When I first came to Colombia in 1999 there was a real sense of danger. It was impossible to travel by bus for fear of being kidnapped. Within a few paces of my hotel in Bogotá I passed a man wielding an enormous knife. Passers by froze in their tracks. Arriving by cab at my hotel in Cartagena on the Caribbean coast, a dealer stuck his head through the window while I was paying the driver and offered me drugs. I hadn’t even set foot on the street! And just before I arrived in Cali, an entire church congregation had been taken hostage.

The Gold Museum

In the five days I’ve spent here in Bogotá I’ve felt completely safe, although the usual safety precautions apply like in any big city. La Candelaria is the downtown area with historic buildings and colonial churches. This is also where the new backpacker scene is located with several hostels and bars.

Graffiti tour in downtown Bogotá

The two museum highlights are the Museu del Oro (Gold Museum) and the Museu Botero which has paintings and sculptures by the Colombian artist Fernando Montero who likes to paint big, huge people. It’s also huge fun.
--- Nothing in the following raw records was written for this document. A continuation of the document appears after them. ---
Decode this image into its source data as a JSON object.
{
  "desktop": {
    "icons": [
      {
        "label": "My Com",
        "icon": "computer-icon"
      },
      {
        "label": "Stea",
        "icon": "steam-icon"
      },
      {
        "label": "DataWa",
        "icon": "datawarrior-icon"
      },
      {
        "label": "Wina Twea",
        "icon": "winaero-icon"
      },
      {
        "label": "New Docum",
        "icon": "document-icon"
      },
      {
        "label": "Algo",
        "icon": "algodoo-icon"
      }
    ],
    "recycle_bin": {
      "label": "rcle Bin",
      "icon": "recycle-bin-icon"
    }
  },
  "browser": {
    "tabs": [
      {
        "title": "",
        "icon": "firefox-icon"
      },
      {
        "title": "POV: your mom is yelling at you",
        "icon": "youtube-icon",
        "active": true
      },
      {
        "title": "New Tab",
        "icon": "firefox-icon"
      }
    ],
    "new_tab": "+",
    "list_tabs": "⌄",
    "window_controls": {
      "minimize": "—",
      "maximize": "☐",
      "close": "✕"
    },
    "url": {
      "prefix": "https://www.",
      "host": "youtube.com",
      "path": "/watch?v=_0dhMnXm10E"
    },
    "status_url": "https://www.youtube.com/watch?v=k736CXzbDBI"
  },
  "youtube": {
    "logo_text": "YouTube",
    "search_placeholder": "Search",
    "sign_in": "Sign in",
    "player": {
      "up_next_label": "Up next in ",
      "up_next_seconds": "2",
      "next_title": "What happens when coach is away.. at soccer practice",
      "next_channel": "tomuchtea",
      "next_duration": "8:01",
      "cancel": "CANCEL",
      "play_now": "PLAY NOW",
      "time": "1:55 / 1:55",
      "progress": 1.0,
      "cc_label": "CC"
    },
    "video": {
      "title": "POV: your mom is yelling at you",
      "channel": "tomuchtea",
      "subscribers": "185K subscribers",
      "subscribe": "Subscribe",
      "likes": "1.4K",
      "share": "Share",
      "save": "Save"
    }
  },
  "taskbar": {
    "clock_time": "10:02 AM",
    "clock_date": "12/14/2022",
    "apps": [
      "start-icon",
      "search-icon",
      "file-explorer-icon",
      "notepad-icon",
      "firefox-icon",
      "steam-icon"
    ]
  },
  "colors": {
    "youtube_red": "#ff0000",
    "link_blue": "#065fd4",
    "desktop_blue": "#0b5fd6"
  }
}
But the best thing I did was a street art tour, which takes you through the neighbourhood and also gives you history not only of local graffiti artistes but also the city and country itself. It’s illuminating and intriguing. 

Shop with graffiti in La Candelaria

I’ve enjoyed the rest of my time simply wandering the streets, discovering simple food in local eateries, dancing to raggaeton music (still not sure about that, maybe it’ll grow on me) and practising my Spanish. 
Street art in La Candelaria

What impressed me most on my first visit 17 years ago was the extraordinary friendliness of the people and the huge diversity of the country. It has everything from beaches, to mountains, to the Amazon. I saw almost no other foreign tourists on that trip. Now I’m at the beginning of a six month journey through South America and I’m keen to see the changes that have occurred and be able to explore areas that were once off limits.

Street art in La Candelaria